EXERCISE DETAILS ▸ Go through the records and report each line holding the string "JSON".
Segment Start: EXERCISE INPUTS
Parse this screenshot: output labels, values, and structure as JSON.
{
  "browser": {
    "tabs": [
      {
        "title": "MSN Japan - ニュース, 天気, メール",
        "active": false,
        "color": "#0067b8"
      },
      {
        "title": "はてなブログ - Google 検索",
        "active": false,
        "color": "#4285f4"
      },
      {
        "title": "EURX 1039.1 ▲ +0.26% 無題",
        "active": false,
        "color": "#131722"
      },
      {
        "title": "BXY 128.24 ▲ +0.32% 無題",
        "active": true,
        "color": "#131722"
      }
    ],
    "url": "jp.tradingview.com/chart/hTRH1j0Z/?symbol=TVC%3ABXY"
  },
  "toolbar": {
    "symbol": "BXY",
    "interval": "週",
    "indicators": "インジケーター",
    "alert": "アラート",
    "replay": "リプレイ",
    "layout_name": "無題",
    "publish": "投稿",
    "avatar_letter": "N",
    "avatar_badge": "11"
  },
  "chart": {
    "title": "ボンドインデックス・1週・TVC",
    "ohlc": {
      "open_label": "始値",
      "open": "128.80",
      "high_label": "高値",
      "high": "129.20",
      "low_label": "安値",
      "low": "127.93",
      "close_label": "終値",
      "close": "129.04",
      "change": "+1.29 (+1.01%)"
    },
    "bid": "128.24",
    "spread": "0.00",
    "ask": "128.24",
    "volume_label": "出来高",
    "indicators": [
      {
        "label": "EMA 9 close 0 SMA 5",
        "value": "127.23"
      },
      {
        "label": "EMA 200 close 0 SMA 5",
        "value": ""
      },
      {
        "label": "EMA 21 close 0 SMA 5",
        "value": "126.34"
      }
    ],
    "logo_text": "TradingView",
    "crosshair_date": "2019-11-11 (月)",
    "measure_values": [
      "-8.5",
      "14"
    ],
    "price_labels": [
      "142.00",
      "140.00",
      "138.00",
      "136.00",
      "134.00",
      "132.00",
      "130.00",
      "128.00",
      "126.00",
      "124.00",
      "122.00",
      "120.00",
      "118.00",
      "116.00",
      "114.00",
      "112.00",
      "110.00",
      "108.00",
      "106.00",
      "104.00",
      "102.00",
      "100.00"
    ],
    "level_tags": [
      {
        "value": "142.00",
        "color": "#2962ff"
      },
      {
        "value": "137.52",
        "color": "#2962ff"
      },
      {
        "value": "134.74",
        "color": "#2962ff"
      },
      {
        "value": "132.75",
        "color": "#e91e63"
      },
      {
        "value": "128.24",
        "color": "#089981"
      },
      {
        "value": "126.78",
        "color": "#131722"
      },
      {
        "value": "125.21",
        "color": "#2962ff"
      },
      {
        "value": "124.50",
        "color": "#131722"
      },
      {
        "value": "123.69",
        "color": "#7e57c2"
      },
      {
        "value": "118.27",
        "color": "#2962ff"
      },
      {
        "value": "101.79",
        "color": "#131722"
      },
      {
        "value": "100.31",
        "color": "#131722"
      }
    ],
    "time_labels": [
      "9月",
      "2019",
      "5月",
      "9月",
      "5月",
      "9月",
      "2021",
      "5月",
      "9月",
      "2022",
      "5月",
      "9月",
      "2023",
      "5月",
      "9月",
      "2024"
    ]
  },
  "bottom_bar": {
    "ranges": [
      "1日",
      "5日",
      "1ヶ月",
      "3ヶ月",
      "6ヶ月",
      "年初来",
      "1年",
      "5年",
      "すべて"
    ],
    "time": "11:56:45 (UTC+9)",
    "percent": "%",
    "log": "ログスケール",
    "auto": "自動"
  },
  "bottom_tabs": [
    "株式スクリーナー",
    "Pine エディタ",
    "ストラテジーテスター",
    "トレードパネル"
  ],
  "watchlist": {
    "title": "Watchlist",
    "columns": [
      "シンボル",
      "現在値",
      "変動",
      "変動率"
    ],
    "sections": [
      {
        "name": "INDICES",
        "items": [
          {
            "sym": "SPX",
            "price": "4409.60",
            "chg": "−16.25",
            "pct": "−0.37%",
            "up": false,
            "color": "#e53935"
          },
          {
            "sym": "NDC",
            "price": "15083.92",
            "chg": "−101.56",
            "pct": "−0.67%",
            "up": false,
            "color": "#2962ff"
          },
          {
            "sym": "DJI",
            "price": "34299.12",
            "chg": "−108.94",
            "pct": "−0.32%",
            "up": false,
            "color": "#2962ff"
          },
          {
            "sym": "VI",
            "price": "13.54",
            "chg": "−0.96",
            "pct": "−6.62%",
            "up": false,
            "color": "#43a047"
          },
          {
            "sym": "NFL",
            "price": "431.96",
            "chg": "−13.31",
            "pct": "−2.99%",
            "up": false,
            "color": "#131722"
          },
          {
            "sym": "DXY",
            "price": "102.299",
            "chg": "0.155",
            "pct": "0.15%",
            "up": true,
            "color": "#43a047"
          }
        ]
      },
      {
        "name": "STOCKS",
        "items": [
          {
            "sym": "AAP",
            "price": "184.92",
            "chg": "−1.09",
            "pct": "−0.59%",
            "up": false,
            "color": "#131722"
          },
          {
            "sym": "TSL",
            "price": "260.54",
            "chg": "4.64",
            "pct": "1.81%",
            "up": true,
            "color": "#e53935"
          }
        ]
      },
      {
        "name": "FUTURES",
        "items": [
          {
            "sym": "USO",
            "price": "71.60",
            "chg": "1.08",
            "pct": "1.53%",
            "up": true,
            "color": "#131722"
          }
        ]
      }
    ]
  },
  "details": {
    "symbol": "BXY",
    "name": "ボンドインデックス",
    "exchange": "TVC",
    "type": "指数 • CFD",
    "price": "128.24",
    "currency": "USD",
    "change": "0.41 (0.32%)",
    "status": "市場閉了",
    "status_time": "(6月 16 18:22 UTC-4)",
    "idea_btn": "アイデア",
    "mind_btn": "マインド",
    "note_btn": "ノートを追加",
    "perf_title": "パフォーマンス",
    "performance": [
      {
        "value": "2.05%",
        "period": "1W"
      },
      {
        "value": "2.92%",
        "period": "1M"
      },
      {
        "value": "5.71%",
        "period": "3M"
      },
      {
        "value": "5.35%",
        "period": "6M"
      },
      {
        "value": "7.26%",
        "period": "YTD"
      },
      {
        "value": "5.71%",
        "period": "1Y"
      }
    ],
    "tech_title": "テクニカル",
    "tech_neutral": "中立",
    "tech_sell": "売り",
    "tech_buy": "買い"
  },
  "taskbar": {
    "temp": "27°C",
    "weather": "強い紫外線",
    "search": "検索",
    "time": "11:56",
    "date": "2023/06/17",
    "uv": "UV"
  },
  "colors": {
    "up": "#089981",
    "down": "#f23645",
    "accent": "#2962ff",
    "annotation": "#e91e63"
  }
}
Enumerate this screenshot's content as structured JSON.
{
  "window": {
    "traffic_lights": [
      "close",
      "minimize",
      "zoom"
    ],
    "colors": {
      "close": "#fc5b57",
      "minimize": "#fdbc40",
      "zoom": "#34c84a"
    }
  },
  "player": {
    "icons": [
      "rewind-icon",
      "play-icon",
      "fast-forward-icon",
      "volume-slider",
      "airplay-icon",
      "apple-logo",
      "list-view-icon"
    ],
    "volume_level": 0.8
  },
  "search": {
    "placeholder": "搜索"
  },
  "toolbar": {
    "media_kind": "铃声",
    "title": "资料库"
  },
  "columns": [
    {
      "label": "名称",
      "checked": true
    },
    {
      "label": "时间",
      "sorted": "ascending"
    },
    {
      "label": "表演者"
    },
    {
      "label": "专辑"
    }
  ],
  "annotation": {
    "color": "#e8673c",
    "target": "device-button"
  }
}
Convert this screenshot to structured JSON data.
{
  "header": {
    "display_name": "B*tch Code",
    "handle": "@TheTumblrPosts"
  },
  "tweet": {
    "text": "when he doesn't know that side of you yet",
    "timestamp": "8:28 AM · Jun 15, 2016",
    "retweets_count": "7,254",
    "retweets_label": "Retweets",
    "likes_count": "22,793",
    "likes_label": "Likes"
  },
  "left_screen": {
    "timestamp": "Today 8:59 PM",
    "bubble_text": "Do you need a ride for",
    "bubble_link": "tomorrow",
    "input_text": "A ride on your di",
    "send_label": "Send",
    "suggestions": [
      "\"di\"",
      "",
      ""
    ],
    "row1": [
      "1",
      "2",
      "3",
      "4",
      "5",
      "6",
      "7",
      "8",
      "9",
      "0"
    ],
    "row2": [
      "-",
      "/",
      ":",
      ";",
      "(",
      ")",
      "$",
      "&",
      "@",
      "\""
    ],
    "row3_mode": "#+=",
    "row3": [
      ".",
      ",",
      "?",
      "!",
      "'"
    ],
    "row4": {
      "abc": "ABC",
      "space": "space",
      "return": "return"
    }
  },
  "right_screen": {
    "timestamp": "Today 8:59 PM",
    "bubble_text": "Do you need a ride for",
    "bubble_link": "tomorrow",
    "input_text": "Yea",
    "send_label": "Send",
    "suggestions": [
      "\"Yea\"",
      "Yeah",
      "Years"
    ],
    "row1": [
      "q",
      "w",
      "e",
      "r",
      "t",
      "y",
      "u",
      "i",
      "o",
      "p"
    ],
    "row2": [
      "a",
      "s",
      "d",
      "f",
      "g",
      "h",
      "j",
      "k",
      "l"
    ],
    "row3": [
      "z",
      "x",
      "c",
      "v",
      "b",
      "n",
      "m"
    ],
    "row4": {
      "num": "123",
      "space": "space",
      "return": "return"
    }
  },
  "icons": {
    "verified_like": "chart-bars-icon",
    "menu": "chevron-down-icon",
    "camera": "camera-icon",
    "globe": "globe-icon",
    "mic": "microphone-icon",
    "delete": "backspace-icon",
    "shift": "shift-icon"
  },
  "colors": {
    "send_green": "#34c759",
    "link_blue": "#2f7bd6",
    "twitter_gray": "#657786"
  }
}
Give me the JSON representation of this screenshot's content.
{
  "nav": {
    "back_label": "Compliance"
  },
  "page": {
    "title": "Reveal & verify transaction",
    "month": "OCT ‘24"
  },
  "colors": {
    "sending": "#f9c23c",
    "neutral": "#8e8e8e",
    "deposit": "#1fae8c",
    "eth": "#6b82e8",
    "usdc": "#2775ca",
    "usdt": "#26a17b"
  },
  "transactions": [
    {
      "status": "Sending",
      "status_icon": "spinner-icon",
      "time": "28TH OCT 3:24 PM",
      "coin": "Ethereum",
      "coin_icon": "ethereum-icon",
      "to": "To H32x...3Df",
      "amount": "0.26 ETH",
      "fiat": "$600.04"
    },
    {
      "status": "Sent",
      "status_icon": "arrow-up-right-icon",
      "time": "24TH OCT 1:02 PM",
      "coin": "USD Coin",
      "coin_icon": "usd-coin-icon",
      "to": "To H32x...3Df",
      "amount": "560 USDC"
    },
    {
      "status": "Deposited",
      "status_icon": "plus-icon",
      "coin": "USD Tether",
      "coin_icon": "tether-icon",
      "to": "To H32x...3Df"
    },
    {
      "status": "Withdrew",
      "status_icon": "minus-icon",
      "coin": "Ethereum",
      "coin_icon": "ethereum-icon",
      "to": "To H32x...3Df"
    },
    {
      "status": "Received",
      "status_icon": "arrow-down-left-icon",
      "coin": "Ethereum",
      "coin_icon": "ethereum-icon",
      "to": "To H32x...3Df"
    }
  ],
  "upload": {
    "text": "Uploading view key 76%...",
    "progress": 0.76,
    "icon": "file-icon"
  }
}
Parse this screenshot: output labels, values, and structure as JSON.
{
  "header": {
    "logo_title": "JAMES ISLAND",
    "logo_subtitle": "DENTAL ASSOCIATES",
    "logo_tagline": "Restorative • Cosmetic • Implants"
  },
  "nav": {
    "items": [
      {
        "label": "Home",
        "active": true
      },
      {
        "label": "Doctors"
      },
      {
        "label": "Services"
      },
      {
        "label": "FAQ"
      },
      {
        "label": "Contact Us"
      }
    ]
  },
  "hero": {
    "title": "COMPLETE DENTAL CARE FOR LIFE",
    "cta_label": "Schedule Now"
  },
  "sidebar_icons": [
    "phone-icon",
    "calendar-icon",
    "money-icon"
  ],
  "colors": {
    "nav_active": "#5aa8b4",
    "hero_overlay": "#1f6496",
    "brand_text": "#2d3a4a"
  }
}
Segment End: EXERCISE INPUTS
RESULT ▸
Parse this screenshot: output labels, values, and structure as JSON.
Enumerate this screenshot's content as structured JSON.
Convert this screenshot to structured JSON data.
Give me the JSON representation of this screenshot's content.
Parse this screenshot: output labels, values, and structure as JSON.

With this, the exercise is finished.